[Start of Attachment]

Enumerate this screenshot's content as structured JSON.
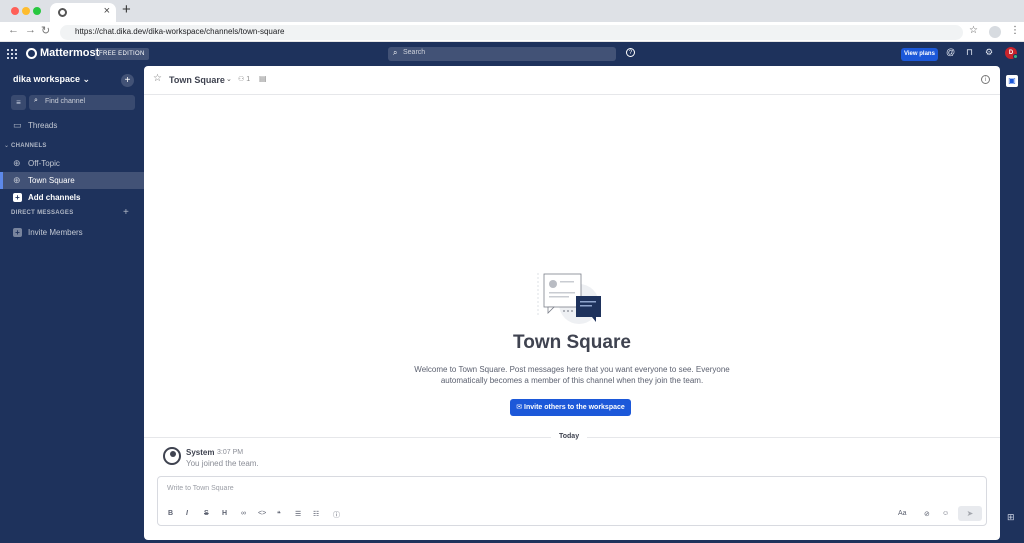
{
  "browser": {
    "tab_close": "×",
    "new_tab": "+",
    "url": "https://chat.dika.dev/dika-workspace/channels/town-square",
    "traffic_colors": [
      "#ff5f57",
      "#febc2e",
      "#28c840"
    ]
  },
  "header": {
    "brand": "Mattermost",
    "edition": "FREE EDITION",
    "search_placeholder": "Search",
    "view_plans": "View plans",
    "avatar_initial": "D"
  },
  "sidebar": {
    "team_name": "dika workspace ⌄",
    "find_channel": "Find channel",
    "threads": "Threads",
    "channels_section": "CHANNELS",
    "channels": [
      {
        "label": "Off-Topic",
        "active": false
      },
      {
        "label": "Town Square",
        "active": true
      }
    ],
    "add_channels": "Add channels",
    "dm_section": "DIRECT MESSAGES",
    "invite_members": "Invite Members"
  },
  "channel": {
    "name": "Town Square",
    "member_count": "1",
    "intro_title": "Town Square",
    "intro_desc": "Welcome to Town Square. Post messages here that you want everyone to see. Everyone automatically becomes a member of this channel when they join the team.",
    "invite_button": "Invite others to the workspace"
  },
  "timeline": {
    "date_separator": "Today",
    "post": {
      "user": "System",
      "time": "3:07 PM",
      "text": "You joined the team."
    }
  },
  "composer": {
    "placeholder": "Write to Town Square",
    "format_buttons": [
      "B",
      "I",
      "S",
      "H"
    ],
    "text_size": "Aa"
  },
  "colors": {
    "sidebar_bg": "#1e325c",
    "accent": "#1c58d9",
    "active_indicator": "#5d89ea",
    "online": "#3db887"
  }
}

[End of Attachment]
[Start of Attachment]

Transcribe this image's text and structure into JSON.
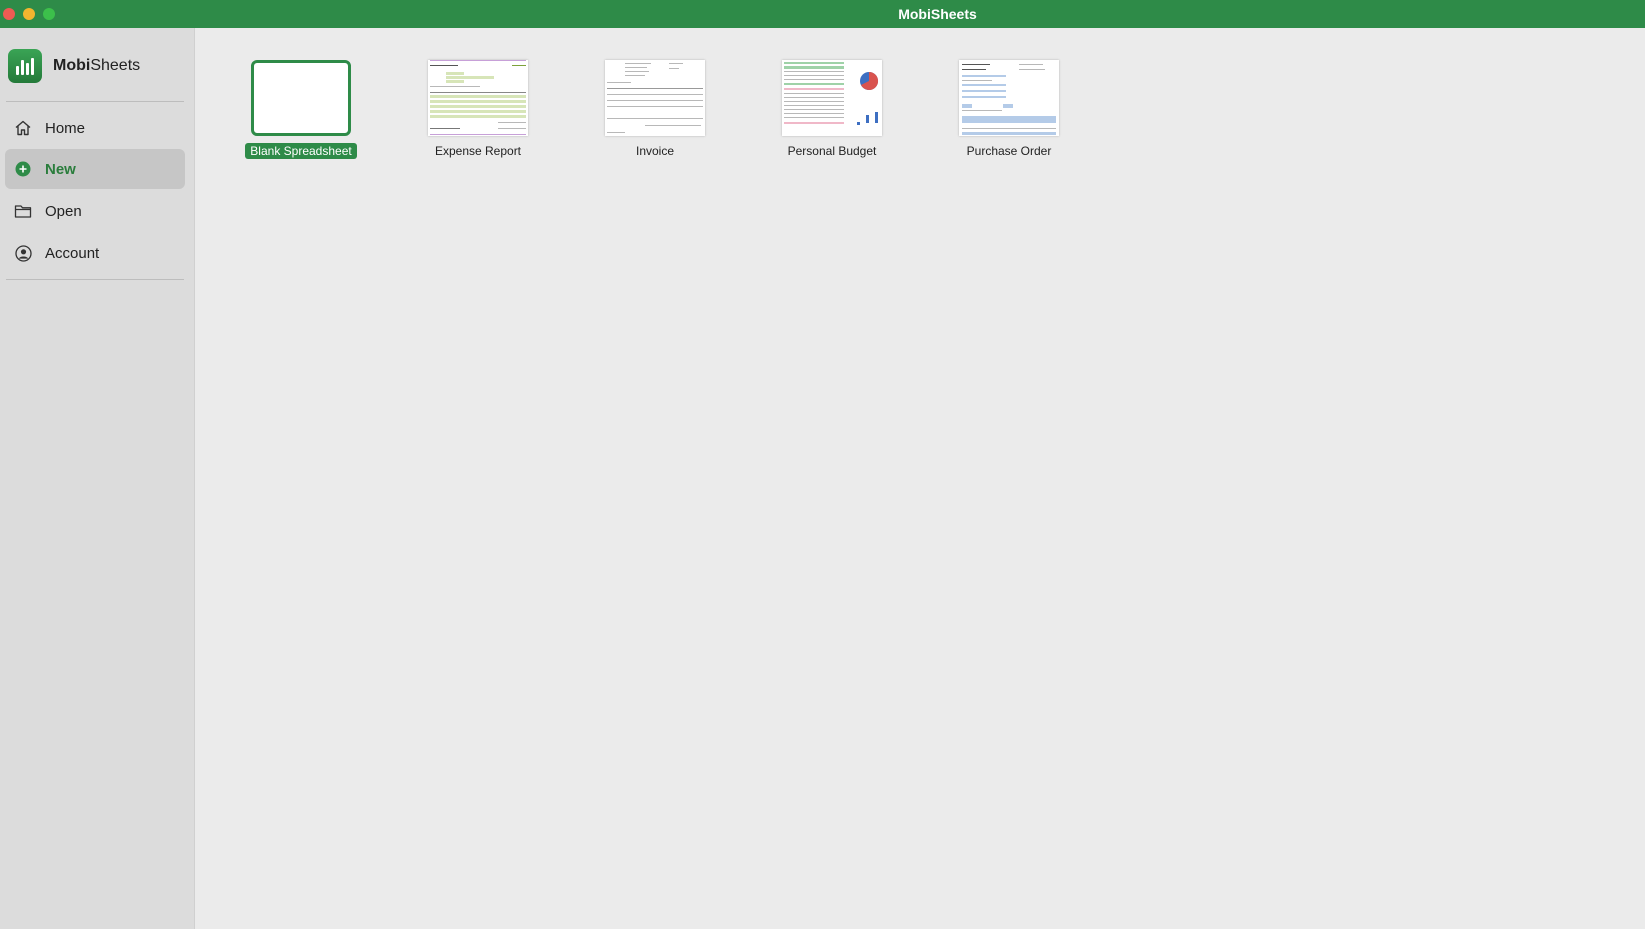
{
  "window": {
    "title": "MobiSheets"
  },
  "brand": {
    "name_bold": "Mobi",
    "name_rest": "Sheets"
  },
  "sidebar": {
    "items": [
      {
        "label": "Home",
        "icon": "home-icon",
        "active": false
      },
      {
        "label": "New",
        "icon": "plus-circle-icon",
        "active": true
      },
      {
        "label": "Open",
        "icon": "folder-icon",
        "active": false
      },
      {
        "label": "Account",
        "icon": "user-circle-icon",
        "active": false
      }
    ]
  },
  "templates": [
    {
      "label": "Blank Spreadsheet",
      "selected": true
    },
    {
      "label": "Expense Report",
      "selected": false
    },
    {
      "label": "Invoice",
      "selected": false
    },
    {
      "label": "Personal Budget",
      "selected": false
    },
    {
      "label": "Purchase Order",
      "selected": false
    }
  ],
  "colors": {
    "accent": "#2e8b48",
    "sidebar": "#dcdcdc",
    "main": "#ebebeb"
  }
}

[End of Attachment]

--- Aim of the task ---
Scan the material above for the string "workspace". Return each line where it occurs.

--- Written solution ---
    "url": "https://chat.dika.dev/dika-workspace/channels/town-square",
    "team_name": "dika workspace ⌄",
    "invite_button": "Invite others to the workspace"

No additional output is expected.